Magnesium sulfate or magnesium sulphate (in English-speaking countries other than the US) is a chemical compound, a salt consisting of magnesium cations and sulfate anions. It is a white crystalline solid, soluble in water but not in ethanol.
Magnesium sulfate is usually encountered in the form of a hydrate, for various values of n between 1 and 11. The most common is the heptahydrate, known as Epsom salt, which is a household chemical with many traditional uses, including bath salts.
Usage of Magnesium Sulphate:
Agriculture, Food preparation, Chemistry, Construction, Aquaria and other.
The main use of magnesium sulfate is in agriculture, to correct soils deficient in magnesium (an essential plant nutrient because of the role of magnesium in chlorophyll and photosynthesis). The monohydrate is favored for this use; by the mid 1970s, its production was 2.3 million tons per year.
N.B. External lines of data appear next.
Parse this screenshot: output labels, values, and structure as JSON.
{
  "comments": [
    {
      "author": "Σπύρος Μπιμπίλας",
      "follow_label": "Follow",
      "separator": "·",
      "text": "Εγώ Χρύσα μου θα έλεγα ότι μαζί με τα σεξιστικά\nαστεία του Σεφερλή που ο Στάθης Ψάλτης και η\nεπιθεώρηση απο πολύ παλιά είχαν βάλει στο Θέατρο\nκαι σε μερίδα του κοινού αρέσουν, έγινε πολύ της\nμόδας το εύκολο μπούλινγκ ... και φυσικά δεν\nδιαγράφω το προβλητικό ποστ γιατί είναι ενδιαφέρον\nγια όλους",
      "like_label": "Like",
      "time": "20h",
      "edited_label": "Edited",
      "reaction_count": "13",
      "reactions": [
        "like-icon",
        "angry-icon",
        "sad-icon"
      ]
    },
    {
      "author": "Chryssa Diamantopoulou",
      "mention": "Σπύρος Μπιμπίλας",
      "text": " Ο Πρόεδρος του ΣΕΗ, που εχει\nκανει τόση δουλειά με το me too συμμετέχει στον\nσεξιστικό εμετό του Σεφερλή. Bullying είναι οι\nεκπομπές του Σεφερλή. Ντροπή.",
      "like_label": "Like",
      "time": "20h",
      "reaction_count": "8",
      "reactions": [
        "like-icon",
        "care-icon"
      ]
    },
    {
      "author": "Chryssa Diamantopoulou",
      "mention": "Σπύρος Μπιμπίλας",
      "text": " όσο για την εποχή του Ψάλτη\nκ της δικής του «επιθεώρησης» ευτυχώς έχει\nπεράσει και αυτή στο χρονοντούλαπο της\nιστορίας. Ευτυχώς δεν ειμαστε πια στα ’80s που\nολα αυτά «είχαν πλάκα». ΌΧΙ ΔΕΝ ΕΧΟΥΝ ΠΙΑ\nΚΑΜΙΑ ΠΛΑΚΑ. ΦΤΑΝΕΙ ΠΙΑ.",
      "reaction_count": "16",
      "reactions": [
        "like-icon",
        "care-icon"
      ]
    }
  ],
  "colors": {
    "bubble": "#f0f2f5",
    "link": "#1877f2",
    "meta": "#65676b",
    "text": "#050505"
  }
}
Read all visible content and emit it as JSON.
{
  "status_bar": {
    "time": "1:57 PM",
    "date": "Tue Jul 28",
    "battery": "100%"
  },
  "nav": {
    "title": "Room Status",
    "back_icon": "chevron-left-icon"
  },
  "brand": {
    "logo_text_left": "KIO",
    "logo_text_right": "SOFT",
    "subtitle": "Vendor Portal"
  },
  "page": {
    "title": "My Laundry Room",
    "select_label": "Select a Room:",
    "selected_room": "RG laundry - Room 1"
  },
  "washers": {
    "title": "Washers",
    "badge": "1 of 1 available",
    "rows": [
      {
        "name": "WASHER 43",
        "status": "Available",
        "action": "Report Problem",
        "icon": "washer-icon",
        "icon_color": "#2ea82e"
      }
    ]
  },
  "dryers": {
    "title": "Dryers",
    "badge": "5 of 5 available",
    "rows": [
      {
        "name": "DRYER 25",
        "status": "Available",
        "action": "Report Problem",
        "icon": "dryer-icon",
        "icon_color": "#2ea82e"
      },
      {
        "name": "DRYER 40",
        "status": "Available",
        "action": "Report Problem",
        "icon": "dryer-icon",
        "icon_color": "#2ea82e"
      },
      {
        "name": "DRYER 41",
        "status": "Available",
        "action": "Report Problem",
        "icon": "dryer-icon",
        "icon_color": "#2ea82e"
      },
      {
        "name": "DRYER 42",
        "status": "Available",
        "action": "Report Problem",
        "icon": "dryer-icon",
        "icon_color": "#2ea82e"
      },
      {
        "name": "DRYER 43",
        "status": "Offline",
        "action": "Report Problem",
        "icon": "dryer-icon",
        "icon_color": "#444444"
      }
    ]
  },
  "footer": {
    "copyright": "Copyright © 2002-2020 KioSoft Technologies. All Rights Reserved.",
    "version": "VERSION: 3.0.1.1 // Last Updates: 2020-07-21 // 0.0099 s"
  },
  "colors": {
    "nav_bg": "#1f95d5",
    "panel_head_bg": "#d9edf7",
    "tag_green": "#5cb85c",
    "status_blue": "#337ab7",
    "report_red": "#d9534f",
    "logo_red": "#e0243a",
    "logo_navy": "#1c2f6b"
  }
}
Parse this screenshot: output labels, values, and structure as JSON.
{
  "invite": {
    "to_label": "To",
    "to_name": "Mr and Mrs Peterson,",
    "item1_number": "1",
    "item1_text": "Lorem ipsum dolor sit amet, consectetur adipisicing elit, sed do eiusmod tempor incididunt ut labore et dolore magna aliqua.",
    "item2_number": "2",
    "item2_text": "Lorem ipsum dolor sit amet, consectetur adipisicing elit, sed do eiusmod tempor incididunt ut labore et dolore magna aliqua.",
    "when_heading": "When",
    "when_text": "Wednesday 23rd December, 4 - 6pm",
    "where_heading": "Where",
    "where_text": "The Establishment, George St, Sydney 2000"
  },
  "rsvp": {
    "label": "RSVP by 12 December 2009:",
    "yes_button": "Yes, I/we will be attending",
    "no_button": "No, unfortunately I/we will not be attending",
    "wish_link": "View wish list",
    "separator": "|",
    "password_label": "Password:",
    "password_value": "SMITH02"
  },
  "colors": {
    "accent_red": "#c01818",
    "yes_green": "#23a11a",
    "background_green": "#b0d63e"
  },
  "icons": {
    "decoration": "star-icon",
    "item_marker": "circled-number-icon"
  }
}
The anhydrous form and several hydrates occur in nature as minerals, and the salt is a significant component of the water from some springs.
Epsom salt (heptahydrate), English salt, Bitter salts, Bath salts
White crystalline solid
2.66 g/cm3 (anhydrous)
2.445 g/cm3 (monohydrate)
1.68 g/cm3 (heptahydrate)
1.512 g/cm3 (11-hydrate)